Leo Herzenstein, Middle East Analyst at Business Monitor International in London, does not expect any substantial result from the conference.
First of all, it is will not necessarily take place, given that the opposition is not likely to participate. Moreover, the opposition does not have control and legitimacy on the territory. Many rebel groups do not recognize it as legitimate. It does not represent some of the more radical Islamist groups in the country, such as the al-Nusra front.
At the same time, the opposition says it would only participate only in case Assad leaves power and the regime is definitely not willing to do so. The regime itself doesn’t sincerely want to go to the negotiating table with people it considers terrorists. The regime is only willing to participate as it sees this as an opportunity to show that it is trying to do something. But clearly, in my view, there is no sincere intention of the Assad’s regime to come to the negotiating table at this point.
He also sees no prospects for stabilization in the country for the next 2 or 3 years.
I believe that the European plans are not likely to have a short term impact. First of all, no European country wants to send any military aid, which is offensive, over the next months. The EU initiative was more of a message to Russia and Syria that they are ready to step up efforts.
However, I think that we are at a turning point in the conflict and the proxy war nature of the conflict will become more intense. We have seen a very clear message from Hezbollah that it is not going to leave Assad alone. Russia has been very strong in its support, and Iran as well. On the other side there is the US that is encountering strong pressure to act, even though Washington is not willing to invest a lot of resources.
I think there are two big outcomes form the recent events which will only reaffirm what we have been seeing over the past years. First, the spillover effect will become more intense.
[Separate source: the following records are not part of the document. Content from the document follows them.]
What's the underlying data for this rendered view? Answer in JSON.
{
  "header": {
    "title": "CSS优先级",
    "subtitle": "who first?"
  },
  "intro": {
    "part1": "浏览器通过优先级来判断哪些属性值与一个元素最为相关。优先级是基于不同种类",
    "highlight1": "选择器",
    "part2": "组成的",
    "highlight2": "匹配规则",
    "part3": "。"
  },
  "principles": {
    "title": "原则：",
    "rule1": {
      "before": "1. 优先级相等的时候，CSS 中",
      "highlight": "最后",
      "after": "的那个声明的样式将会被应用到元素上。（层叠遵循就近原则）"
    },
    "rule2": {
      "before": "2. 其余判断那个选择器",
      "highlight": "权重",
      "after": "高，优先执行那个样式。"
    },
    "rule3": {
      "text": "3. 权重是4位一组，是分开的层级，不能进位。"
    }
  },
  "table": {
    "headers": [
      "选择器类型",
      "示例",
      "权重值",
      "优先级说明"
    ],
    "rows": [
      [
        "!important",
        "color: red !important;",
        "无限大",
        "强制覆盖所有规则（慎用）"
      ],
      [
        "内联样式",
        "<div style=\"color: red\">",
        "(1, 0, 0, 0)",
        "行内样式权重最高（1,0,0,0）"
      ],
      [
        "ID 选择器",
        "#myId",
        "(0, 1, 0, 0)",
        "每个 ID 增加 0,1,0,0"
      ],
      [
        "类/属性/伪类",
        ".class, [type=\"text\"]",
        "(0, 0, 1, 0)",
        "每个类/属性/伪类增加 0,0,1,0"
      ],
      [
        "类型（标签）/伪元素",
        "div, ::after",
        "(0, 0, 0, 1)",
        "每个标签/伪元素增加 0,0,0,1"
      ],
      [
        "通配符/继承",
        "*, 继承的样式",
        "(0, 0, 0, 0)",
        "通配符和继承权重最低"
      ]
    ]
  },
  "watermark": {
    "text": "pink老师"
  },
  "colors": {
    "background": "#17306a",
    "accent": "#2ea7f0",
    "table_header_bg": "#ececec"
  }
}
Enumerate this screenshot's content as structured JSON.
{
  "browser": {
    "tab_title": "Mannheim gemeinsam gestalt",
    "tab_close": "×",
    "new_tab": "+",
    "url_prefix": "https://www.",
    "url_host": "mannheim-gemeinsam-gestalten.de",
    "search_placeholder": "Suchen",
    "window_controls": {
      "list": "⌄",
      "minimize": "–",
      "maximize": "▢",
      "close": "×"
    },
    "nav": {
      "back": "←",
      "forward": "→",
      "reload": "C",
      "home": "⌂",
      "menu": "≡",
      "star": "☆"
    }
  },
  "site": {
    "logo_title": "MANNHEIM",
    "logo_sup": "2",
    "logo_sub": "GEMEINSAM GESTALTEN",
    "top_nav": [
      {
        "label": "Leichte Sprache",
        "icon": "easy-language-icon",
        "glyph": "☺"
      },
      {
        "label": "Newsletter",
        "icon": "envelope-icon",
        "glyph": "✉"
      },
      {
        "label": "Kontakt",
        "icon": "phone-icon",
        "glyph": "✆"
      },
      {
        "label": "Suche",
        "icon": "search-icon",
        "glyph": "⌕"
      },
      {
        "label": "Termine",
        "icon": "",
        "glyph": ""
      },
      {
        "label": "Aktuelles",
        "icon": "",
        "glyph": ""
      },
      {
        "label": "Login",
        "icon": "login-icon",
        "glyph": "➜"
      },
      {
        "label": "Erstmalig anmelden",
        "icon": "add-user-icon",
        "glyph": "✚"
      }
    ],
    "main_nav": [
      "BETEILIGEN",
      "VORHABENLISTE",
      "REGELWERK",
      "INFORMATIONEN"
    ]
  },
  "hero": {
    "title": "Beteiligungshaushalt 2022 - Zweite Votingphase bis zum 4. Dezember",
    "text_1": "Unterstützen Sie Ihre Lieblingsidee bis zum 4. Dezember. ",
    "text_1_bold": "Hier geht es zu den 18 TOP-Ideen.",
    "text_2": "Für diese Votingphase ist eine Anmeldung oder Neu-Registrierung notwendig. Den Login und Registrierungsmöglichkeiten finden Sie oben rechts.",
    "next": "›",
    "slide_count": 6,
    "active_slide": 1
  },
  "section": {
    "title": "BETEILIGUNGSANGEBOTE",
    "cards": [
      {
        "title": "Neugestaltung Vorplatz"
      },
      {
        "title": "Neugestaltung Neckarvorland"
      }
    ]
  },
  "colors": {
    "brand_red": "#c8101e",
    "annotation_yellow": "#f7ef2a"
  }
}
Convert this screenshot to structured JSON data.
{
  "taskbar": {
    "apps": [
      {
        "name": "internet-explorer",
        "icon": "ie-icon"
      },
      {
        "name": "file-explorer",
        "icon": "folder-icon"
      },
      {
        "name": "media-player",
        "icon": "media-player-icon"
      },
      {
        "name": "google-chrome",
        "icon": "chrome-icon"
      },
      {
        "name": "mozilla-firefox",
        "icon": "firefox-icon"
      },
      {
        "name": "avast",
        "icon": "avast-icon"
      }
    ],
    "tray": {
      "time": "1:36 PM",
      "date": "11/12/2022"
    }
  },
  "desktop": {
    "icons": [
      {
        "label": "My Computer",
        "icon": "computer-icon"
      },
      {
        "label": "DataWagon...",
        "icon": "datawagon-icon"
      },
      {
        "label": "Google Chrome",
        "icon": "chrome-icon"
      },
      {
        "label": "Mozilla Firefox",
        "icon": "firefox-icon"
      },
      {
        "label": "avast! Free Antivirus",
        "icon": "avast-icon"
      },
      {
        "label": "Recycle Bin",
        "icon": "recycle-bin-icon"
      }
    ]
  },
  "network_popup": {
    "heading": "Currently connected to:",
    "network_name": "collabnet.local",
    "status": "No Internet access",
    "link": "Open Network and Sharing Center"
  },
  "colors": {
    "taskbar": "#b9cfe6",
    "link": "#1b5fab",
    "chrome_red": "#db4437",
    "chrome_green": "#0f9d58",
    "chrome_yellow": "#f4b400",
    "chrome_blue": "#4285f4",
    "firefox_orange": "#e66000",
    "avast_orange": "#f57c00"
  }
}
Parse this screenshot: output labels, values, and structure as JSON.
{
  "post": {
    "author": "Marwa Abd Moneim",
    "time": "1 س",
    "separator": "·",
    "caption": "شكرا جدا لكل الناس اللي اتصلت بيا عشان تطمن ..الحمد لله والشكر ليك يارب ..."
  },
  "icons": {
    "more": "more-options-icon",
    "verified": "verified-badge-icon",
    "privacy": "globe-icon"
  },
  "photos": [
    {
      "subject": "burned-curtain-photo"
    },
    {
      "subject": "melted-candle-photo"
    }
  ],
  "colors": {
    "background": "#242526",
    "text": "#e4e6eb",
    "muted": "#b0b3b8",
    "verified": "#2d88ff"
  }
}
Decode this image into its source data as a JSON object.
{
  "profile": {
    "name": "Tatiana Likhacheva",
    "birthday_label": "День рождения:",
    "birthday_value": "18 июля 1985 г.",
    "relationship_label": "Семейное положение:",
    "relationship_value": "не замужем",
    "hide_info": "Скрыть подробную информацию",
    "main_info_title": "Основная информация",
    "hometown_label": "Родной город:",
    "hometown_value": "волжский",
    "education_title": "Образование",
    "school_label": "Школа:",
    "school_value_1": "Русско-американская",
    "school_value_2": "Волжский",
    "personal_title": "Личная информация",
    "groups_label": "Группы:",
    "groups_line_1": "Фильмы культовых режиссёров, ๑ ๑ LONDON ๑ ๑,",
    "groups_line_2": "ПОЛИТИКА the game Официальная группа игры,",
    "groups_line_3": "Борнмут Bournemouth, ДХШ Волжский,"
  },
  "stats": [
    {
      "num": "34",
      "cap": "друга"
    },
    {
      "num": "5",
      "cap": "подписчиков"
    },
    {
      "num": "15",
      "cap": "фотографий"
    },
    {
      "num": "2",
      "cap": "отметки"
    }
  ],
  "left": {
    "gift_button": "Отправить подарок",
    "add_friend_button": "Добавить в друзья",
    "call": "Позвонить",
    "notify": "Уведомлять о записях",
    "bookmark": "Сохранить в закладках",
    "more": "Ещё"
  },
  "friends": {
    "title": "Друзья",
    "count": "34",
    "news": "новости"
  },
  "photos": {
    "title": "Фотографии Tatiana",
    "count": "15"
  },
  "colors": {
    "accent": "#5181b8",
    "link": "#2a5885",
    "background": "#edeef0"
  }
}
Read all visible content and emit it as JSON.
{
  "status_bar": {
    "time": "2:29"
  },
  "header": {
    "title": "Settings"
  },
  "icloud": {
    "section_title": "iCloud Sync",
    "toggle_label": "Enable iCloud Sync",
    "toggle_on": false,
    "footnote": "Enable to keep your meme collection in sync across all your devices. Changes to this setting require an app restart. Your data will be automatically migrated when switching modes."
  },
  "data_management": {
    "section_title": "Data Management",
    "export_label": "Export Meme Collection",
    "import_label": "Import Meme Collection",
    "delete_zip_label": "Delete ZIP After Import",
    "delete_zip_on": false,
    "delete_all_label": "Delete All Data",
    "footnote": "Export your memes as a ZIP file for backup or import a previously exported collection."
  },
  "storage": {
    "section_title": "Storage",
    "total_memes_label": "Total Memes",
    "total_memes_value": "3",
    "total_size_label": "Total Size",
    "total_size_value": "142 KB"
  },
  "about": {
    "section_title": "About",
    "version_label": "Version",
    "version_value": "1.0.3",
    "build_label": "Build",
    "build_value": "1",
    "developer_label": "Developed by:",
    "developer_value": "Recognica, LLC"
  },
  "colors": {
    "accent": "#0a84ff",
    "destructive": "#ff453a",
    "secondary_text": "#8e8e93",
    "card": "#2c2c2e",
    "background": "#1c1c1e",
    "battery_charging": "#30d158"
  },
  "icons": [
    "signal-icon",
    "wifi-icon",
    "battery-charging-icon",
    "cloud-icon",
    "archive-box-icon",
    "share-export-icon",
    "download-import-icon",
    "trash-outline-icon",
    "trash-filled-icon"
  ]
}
This will threaten stability in the region, especially in the neighbouring countries such as Iraq or Lebanon, especially countries with a large Shia population. And this insures that the ME will remain an unstable region for years to come.